But the lead author of the study, Dr. Kimberly A. Gudzune, assistant professor of general internal medicine at Johns Hopkins School of Medicine, points out that the physicians were not “being overtly negative or harsh.”
Gudzune told the New York Times, “They were just not engaging patients in that rapport-building or making that emotional connection with the patient.”
She said that doctors were more encouraging of their thinner patients, saying things like “I’m glad you’re feeling better” to a patient who was having hot flashes and “That can be frustrating” when a patient was upset and complained about how long it took to get an appointment. Those types of comments were noticeably absent in the transcripts between doctors and heavier patients, Gudzune said.
Another example was when a woman was feeling bad about a scar on her leg after having surgery on it, which forced her to wear ugly shoes.
“You went through a lot,” her doctor said to her, then continuing, “You still got great legs. Chunky shoes are still in. Get something pretty, something for spring. That always makes you feel good.”
And these comments have an effect on the patient. A doctor’s bedside manner correlates with how patients take care of themselves, according to other studies.
“When there is increased empathy by the doctor, patients are more likely to report they are satisfied with their care, and they are more likely to adhere to recommendations of physicians,” Gudzune said. “There is evidence to show that after visits with more empathy, patients have improved clinical outcomes, so patients with diabetes have better blood sugar control or cholesterol is better controlled.”
Dr. David Katz, director of the Yale-Griffin University Prevention Research Center, offered that doctors are people too and are subject to “prevailing influences in our culture.”

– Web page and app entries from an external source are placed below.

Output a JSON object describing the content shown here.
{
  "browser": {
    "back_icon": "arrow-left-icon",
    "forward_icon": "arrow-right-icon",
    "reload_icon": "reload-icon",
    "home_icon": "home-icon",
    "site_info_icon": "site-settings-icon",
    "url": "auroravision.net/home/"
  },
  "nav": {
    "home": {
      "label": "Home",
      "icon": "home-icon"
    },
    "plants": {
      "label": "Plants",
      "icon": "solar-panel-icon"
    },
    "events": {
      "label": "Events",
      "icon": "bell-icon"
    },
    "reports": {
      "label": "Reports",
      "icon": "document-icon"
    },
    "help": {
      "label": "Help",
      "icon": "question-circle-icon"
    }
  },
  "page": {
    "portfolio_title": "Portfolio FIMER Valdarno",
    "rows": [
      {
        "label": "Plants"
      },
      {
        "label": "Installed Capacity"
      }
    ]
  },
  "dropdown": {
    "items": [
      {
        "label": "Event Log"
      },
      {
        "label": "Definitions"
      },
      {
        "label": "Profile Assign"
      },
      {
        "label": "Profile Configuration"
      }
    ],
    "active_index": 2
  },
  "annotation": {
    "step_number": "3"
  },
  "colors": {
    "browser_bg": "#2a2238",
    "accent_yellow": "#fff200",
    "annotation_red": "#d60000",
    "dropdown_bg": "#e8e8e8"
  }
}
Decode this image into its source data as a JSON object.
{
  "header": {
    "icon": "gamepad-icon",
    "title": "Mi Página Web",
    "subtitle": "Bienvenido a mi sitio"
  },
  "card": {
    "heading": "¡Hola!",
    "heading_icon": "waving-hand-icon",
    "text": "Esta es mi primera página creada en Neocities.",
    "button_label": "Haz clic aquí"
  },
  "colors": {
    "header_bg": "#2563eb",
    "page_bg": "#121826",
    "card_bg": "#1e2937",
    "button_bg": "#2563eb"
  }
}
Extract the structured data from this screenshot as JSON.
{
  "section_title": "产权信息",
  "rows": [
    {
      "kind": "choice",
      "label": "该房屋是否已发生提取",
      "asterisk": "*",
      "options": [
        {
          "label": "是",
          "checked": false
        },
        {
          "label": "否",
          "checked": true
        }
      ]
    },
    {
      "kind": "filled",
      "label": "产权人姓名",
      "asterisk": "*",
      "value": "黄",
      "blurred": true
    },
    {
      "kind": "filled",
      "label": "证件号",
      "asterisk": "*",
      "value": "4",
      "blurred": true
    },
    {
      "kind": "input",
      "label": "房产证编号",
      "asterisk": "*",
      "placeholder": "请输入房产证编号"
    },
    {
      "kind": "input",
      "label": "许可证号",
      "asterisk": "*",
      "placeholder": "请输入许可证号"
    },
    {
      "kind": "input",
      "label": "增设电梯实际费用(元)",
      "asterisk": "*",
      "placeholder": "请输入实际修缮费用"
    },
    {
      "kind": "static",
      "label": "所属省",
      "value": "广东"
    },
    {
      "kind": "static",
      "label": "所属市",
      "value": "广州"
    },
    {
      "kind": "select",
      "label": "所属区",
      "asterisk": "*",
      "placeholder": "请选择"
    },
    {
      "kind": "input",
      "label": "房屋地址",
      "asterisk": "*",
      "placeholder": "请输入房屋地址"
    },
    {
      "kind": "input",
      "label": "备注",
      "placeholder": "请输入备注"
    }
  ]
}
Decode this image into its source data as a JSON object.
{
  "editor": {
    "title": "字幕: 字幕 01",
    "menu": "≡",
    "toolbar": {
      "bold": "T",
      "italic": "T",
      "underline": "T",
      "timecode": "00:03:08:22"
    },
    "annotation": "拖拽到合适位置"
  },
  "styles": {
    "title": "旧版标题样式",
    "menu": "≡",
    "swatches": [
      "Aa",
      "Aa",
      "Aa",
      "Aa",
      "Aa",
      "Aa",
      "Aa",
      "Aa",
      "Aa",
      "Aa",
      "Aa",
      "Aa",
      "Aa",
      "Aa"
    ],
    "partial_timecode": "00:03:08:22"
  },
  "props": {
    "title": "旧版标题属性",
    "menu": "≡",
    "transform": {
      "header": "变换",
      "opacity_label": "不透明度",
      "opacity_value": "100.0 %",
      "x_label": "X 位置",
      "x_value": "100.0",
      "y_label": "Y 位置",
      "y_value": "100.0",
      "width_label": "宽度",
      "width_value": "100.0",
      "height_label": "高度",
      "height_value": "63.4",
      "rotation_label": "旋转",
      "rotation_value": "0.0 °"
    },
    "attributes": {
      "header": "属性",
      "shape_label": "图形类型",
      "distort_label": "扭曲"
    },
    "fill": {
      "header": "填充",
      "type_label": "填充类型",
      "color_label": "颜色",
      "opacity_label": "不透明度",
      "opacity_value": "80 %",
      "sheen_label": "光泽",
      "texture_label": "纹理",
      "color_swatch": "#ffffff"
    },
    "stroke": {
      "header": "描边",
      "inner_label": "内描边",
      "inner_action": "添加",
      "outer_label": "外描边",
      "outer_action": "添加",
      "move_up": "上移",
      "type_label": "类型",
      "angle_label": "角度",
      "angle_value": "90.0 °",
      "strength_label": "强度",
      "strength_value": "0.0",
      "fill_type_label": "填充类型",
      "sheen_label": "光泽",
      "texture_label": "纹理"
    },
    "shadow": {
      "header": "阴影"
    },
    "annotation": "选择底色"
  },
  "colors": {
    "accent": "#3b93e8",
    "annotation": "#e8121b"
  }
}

"If we want to banish obesity bias -- and we should -- we need to address it culture-wide,” Katz said. “Doctors will address this better when our culture addresses it better: with more understanding and an emphasis on what truly helps."
Katz noted that doctors are trained to deal with immediate medical problems that have specific solutions.
Have high blood pressure? Take this pill. Have itchy skin from an allergic reaction? Take this topical cream.
“When we can’t fix what is broken, we tend to behave badly,” he said.
And Katz stressed the importance of the patient-doctor relationship.
He added that if you can’t be honest with your doctor and how he or she is treating you, it’s time to find a new health care provider.